Communications Office:
David Bookstaver, Director
Mai Yee, Assistant Director
(212) 428-2500

Date: September 11, 2001

Seal of the Unified Court System
Chief Judge Targets Shortfall
of Civil Legal Services for New York's Poor
ALBANY - At a judicial summit on increasing access to the legal system held in Albany today, Chief Judge Judith S. Kaye will announce the creation of the New York State Access to Justice Center, designed to address the shortfall of civil legal services available to low-income New Yorkers. The Access to Justice Center will be charged with removing barriers to legal representation for the poor and generating new ideas for civil legal services, including developing permanent funding sources, increasing services for self-represented litigants and promoting the use of alternative dispute resolution. It will be the first court-sponsored entity of its kind in the nation to fostering civil legal services for low-income litigants and to developing public-private partnerships that support the delivery of such services.

Chief Judge Kaye said, "For a family seeking protection from eviction, for an elderly person confused by the social services bureaucracy or for a battered woman fleeing domestic violence, having access to adequate legal services can be critical to their safety and well-being. Yet only a small percentage of impoverished New Yorkers - perhaps 15% - stand a reasonable chance of getting a lawyer when they desperately need one. The Access to Justice Center will serve as the central vehicle for securing long-term funding sources for civil legal services for New Yorkers who need but cannot afford such services. I am grateful to our partners in government for their cooperation in establishing this unique center, which will help ensure equal access to justice for all New Yorkers."

Chief Administrative Judge Jonathan Lippman noted, "The state of civil legal services has reached a turning point in New York. Ninety percent of all tenants appearing in Housing Court - many facing eviction from their homes - do not have an attorney. And while the demand for services is great, the supply is shrinking. To address this current predicament, we have created the New York State Access to Justice Center, using seed money allocated for this purpose. The center will galvanize our efforts to find permanent civil legal service funding streams, and I am confident that it will make significant headway in this important area of public interest."
Studies have demonstrated the cost-effectiveness of investing in legal services, with, for example, every dollar spent in eviction prevention programs in New York City yielding four dollars in government savings.

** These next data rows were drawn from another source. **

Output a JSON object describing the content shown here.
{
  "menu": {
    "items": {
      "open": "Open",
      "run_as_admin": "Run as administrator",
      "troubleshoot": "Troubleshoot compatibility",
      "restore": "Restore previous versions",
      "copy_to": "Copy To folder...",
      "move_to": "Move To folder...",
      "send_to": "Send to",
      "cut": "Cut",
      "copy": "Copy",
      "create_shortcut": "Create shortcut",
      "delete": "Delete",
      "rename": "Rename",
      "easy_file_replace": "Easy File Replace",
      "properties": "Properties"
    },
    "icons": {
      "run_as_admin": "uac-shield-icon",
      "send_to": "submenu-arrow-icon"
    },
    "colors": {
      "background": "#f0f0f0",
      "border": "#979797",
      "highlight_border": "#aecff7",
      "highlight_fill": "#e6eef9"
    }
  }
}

Chief Judge Kaye will announce the establishment of the center at the Access to Justice Conference, a court-sponsored forum of judges, court administrators and legal community leaders that convenes in Albany on September 11 and 12. It will be headed by Hon. Juanita Bing Newton, the Deputy Chief Administrative Judge for Justice Initiatives, who spearheaded the ground-breaking two-day conference. Judge Newton's unique statewide position and office were specially created in 1999 by Chief Judge Kaye and Chief Administrative Judge Lippman as part of an initiative to promote broader access to the New York justice system.

In addition to discussions on the delivery of civil legal services to poor and moderate income New Yorkers, the Access to Justice Conference will also address the challenge of self-represented litigants, increasing pro bono activity within the legal community and expanding community outreach and education. Following the conference - the first held specifically to address issues of access to justice in New York - administrative judges throughout the state will draft action plans proposing ways to improve access to justice for citizens in their respective localities.